Data about app and page elements
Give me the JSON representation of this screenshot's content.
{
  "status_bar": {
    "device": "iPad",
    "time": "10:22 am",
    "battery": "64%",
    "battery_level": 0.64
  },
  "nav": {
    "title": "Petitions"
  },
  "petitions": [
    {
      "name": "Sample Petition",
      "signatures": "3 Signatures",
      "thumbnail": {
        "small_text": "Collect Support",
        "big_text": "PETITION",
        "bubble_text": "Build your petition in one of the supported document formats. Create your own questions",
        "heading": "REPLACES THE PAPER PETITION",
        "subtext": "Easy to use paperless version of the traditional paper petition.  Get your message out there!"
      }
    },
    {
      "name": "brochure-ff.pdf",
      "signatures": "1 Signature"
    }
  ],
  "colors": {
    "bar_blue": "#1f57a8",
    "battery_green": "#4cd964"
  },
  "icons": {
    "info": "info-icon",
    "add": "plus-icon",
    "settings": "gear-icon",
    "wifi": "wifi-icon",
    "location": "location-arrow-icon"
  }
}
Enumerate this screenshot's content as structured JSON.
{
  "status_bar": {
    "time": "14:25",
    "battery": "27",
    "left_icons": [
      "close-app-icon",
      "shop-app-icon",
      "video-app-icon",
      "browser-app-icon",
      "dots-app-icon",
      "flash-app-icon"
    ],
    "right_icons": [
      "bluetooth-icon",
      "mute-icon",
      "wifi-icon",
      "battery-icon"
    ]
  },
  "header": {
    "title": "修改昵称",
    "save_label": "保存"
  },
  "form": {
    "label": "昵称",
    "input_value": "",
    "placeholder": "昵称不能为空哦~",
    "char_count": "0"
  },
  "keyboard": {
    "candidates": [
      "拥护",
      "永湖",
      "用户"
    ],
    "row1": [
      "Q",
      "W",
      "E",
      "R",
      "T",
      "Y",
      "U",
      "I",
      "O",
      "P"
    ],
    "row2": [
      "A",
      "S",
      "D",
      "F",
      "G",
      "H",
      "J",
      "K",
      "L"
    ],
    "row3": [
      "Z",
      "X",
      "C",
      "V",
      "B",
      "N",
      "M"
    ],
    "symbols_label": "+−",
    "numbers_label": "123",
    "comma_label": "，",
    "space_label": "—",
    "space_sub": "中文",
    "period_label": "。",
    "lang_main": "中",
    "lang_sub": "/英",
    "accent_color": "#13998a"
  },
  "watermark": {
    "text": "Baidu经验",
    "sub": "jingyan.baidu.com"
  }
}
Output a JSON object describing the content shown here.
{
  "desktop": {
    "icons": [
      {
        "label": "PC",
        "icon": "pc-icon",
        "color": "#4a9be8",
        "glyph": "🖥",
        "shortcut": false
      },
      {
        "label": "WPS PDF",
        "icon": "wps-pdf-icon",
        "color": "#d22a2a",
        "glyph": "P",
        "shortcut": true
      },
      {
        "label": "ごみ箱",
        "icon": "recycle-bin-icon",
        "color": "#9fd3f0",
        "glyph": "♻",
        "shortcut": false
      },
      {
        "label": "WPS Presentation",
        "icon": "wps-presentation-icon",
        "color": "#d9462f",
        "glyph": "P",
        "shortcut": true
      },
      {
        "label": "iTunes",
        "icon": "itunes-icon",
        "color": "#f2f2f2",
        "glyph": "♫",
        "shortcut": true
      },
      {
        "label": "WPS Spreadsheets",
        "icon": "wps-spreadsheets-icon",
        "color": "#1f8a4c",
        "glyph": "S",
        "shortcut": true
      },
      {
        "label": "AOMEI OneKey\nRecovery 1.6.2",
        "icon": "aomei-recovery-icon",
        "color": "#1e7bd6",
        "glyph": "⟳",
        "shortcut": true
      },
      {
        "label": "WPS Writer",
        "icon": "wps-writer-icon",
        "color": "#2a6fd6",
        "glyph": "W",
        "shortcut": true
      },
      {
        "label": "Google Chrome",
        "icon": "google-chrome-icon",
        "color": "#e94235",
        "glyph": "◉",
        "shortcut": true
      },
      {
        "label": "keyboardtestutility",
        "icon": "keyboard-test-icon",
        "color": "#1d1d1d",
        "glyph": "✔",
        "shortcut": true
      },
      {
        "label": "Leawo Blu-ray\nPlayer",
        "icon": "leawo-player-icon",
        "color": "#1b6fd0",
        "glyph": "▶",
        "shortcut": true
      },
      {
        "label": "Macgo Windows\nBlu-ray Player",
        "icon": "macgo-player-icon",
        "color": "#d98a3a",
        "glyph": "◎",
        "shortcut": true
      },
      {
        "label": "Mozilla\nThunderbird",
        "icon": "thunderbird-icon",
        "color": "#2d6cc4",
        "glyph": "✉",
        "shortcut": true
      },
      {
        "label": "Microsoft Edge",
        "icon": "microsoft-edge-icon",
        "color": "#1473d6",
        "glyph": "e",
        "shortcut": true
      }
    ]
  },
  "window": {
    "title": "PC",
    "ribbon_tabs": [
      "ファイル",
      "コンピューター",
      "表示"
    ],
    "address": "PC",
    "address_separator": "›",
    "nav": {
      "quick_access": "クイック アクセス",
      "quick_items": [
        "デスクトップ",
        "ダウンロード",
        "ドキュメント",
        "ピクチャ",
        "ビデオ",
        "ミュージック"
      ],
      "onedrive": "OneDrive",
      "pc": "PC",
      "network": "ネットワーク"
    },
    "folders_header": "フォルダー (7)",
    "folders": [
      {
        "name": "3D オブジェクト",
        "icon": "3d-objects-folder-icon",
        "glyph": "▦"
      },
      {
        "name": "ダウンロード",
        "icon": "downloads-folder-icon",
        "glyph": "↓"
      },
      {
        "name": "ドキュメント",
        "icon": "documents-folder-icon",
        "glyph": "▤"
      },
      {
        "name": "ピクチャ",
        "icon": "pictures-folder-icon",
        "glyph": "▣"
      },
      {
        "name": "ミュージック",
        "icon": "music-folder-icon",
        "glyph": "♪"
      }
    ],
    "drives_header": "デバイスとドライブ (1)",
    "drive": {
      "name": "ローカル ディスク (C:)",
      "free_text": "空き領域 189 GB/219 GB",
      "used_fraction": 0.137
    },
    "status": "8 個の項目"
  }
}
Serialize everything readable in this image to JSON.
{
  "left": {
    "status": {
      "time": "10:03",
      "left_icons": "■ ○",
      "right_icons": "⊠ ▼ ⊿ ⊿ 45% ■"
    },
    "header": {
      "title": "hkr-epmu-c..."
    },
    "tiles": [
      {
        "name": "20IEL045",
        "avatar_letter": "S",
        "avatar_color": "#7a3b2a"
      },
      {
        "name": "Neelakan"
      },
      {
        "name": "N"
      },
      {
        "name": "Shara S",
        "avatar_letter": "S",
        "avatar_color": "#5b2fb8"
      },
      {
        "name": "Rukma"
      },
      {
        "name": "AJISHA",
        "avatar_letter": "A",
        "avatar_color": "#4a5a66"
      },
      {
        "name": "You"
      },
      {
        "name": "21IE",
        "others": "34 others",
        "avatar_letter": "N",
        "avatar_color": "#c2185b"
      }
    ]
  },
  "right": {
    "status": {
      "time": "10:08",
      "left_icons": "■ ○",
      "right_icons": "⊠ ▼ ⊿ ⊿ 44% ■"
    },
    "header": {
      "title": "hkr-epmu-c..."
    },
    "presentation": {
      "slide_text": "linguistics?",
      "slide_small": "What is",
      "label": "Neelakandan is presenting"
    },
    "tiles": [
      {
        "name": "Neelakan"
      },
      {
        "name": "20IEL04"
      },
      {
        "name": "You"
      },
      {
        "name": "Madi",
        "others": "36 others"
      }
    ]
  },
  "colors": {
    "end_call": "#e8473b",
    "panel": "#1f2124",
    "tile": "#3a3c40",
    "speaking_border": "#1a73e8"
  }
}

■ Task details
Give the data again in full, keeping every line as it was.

■ Response area
Give me the JSON representation of this screenshot's content.
{
  "status_bar": {
    "device": "iPad",
    "time": "10:22 am",
    "battery": "64%",
    "battery_level": 0.64
  },
  "nav": {
    "title": "Petitions"
  },
  "petitions": [
    {
      "name": "Sample Petition",
      "signatures": "3 Signatures",
      "thumbnail": {
        "small_text": "Collect Support",
        "big_text": "PETITION",
        "bubble_text": "Build your petition in one of the supported document formats. Create your own questions",
        "heading": "REPLACES THE PAPER PETITION",
        "subtext": "Easy to use paperless version of the traditional paper petition.  Get your message out there!"
      }
    },
    {
      "name": "brochure-ff.pdf",
      "signatures": "1 Signature"
    }
  ],
  "colors": {
    "bar_blue": "#1f57a8",
    "battery_green": "#4cd964"
  },
  "icons": {
    "info": "info-icon",
    "add": "plus-icon",
    "settings": "gear-icon",
    "wifi": "wifi-icon",
    "location": "location-arrow-icon"
  }
}
Enumerate this screenshot's content as structured JSON.
{
  "status_bar": {
    "time": "14:25",
    "battery": "27",
    "left_icons": [
      "close-app-icon",
      "shop-app-icon",
      "video-app-icon",
      "browser-app-icon",
      "dots-app-icon",
      "flash-app-icon"
    ],
    "right_icons": [
      "bluetooth-icon",
      "mute-icon",
      "wifi-icon",
      "battery-icon"
    ]
  },
  "header": {
    "title": "修改昵称",
    "save_label": "保存"
  },
  "form": {
    "label": "昵称",
    "input_value": "",
    "placeholder": "昵称不能为空哦~",
    "char_count": "0"
  },
  "keyboard": {
    "candidates": [
      "拥护",
      "永湖",
      "用户"
    ],
    "row1": [
      "Q",
      "W",
      "E",
      "R",
      "T",
      "Y",
      "U",
      "I",
      "O",
      "P"
    ],
    "row2": [
      "A",
      "S",
      "D",
      "F",
      "G",
      "H",
      "J",
      "K",
      "L"
    ],
    "row3": [
      "Z",
      "X",
      "C",
      "V",
      "B",
      "N",
      "M"
    ],
    "symbols_label": "+−",
    "numbers_label": "123",
    "comma_label": "，",
    "space_label": "—",
    "space_sub": "中文",
    "period_label": "。",
    "lang_main": "中",
    "lang_sub": "/英",
    "accent_color": "#13998a"
  },
  "watermark": {
    "text": "Baidu经验",
    "sub": "jingyan.baidu.com"
  }
}
Output a JSON object describing the content shown here.
{
  "desktop": {
    "icons": [
      {
        "label": "PC",
        "icon": "pc-icon",
        "color": "#4a9be8",
        "glyph": "🖥",
        "shortcut": false
      },
      {
        "label": "WPS PDF",
        "icon": "wps-pdf-icon",
        "color": "#d22a2a",
        "glyph": "P",
        "shortcut": true
      },
      {
        "label": "ごみ箱",
        "icon": "recycle-bin-icon",
        "color": "#9fd3f0",
        "glyph": "♻",
        "shortcut": false
      },
      {
        "label": "WPS Presentation",
        "icon": "wps-presentation-icon",
        "color": "#d9462f",
        "glyph": "P",
        "shortcut": true
      },
      {
        "label": "iTunes",
        "icon": "itunes-icon",
        "color": "#f2f2f2",
        "glyph": "♫",
        "shortcut": true
      },
      {
        "label": "WPS Spreadsheets",
        "icon": "wps-spreadsheets-icon",
        "color": "#1f8a4c",
        "glyph": "S",
        "shortcut": true
      },
      {
        "label": "AOMEI OneKey\nRecovery 1.6.2",
        "icon": "aomei-recovery-icon",
        "color": "#1e7bd6",
        "glyph": "⟳",
        "shortcut": true
      },
      {
        "label": "WPS Writer",
        "icon": "wps-writer-icon",
        "color": "#2a6fd6",
        "glyph": "W",
        "shortcut": true
      },
      {
        "label": "Google Chrome",
        "icon": "google-chrome-icon",
        "color": "#e94235",
        "glyph": "◉",
        "shortcut": true
      },
      {
        "label": "keyboardtestutility",
        "icon": "keyboard-test-icon",
        "color": "#1d1d1d",
        "glyph": "✔",
        "shortcut": true
      },
      {
        "label": "Leawo Blu-ray\nPlayer",
        "icon": "leawo-player-icon",
        "color": "#1b6fd0",
        "glyph": "▶",
        "shortcut": true
      },
      {
        "label": "Macgo Windows\nBlu-ray Player",
        "icon": "macgo-player-icon",
        "color": "#d98a3a",
        "glyph": "◎",
        "shortcut": true
      },
      {
        "label": "Mozilla\nThunderbird",
        "icon": "thunderbird-icon",
        "color": "#2d6cc4",
        "glyph": "✉",
        "shortcut": true
      },
      {
        "label": "Microsoft Edge",
        "icon": "microsoft-edge-icon",
        "color": "#1473d6",
        "glyph": "e",
        "shortcut": true
      }
    ]
  },
  "window": {
    "title": "PC",
    "ribbon_tabs": [
      "ファイル",
      "コンピューター",
      "表示"
    ],
    "address": "PC",
    "address_separator": "›",
    "nav": {
      "quick_access": "クイック アクセス",
      "quick_items": [
        "デスクトップ",
        "ダウンロード",
        "ドキュメント",
        "ピクチャ",
        "ビデオ",
        "ミュージック"
      ],
      "onedrive": "OneDrive",
      "pc": "PC",
      "network": "ネットワーク"
    },
    "folders_header": "フォルダー (7)",
    "folders": [
      {
        "name": "3D オブジェクト",
        "icon": "3d-objects-folder-icon",
        "glyph": "▦"
      },
      {
        "name": "ダウンロード",
        "icon": "downloads-folder-icon",
        "glyph": "↓"
      },
      {
        "name": "ドキュメント",
        "icon": "documents-folder-icon",
        "glyph": "▤"
      },
      {
        "name": "ピクチャ",
        "icon": "pictures-folder-icon",
        "glyph": "▣"
      },
      {
        "name": "ミュージック",
        "icon": "music-folder-icon",
        "glyph": "♪"
      }
    ],
    "drives_header": "デバイスとドライブ (1)",
    "drive": {
      "name": "ローカル ディスク (C:)",
      "free_text": "空き領域 189 GB/219 GB",
      "used_fraction": 0.137
    },
    "status": "8 個の項目"
  }
}
Serialize everything readable in this image to JSON.
{
  "left": {
    "status": {
      "time": "10:03",
      "left_icons": "■ ○",
      "right_icons": "⊠ ▼ ⊿ ⊿ 45% ■"
    },
    "header": {
      "title": "hkr-epmu-c..."
    },
    "tiles": [
      {
        "name": "20IEL045",
        "avatar_letter": "S",
        "avatar_color": "#7a3b2a"
      },
      {
        "name": "Neelakan"
      },
      {
        "name": "N"
      },
      {
        "name": "Shara S",
        "avatar_letter": "S",
        "avatar_color": "#5b2fb8"
      },
      {
        "name": "Rukma"
      },
      {
        "name": "AJISHA",
        "avatar_letter": "A",
        "avatar_color": "#4a5a66"
      },
      {
        "name": "You"
      },
      {
        "name": "21IE",
        "others": "34 others",
        "avatar_letter": "N",
        "avatar_color": "#c2185b"
      }
    ]
  },
  "right": {
    "status": {
      "time": "10:08",
      "left_icons": "■ ○",
      "right_icons": "⊠ ▼ ⊿ ⊿ 44% ■"
    },
    "header": {
      "title": "hkr-epmu-c..."
    },
    "presentation": {
      "slide_text": "linguistics?",
      "slide_small": "What is",
      "label": "Neelakandan is presenting"
    },
    "tiles": [
      {
        "name": "Neelakan"
      },
      {
        "name": "20IEL04"
      },
      {
        "name": "You"
      },
      {
        "name": "Madi",
        "others": "36 others"
      }
    ]
  },
  "colors": {
    "end_call": "#e8473b",
    "panel": "#1f2124",
    "tile": "#3a3c40",
    "speaking_border": "#1a73e8"
  }
}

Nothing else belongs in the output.